You work hard to get your customers. So, don’t ignore them. Ask any first-year business school student and they’ll tell you that their professor told them that it’s much, much more expensive to acquire new customers than it is to grow your revenues with existing ones. And you know what? They’re right. Are you staying in close touch with people who have bought from you in the past? Are you making suggestions or offering them additional products and services that can improve their lives or businesses? Are you showing enough gratefulness with special discounts or incentives for loyal customers? Focus on your existing customers first and, believe me, the new ones will come.

8. Don’t forget to pay your taxes.

You hate it. So do I. But it’s a fact of life: taxes are due every quarter. Just because they’re “estimated,” and the IRS isn’t sending you an invoice, doesn’t mean that you’re not required to pay them. You are. When your accountant tells you to pay, then pay. Meet with your accountant a few times a year and maybe you can adjust those estimates, depending on how your business is doing. But do not ignore your tax liabilities—they will quickly grow and could potentially bury you. I’ve seen it happen. It’s not pretty.
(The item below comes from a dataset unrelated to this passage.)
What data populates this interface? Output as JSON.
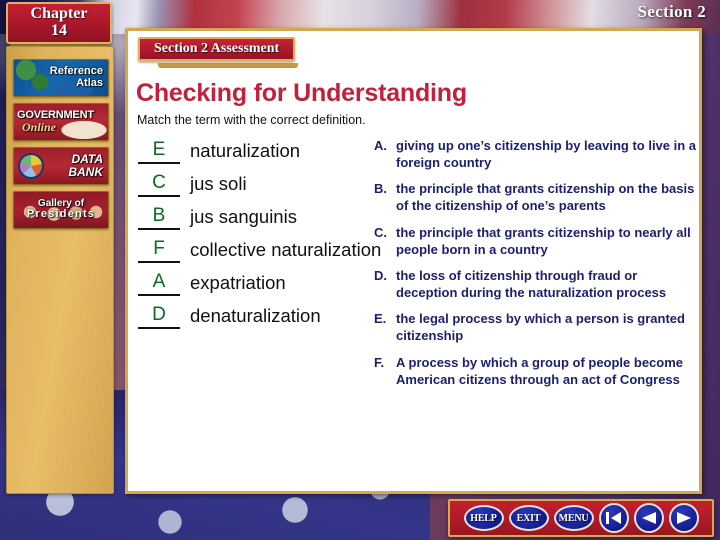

9. Don’t give up equity.

OK, maybe someday you want to go public, or your exit plan involves selling your business for zillions to some big tech company. To do that, you need to bring in investors, venture capitalists, partners, and high-priced employees – then equity would be an important part of doing business with those people. But most of us don’t have these dreams. We want to grow our companies, earn a nice living, build some value, and then one day either pass the company on to another generation or to a buyer. Try not to give up ownership in your company too early or for too little. The more equity you control, the more of your life you will control.

10. Don’t invest in too much technology.

One of the common mistakes entrepreneurs make is investing too much in technology. If the tech giants had it their way, you’d not only be upgrading their software every month, but you’d also be buying every new gadget that comes on the market as soon as it comes on the market. Don’t do this. My smartest clients use technology effectively and treat purchases like the purchase of any other capital investment: with return on investment in mind. Just because a piece of tech is cool, or fun, doesn’t mean it’s going to benefit your business. Measure the cost of it over a five-year period of time with the benefits it will produce more business, better productivity, and lower costs. If you can get yourself a good return on your money, then buy that tech. Otherwise, invest somewhere else.

This article was brought to you by "SmallBiz Ahead" from The Hartford.  For the original text and 10 More Common Small Business Mistakes, Click Here.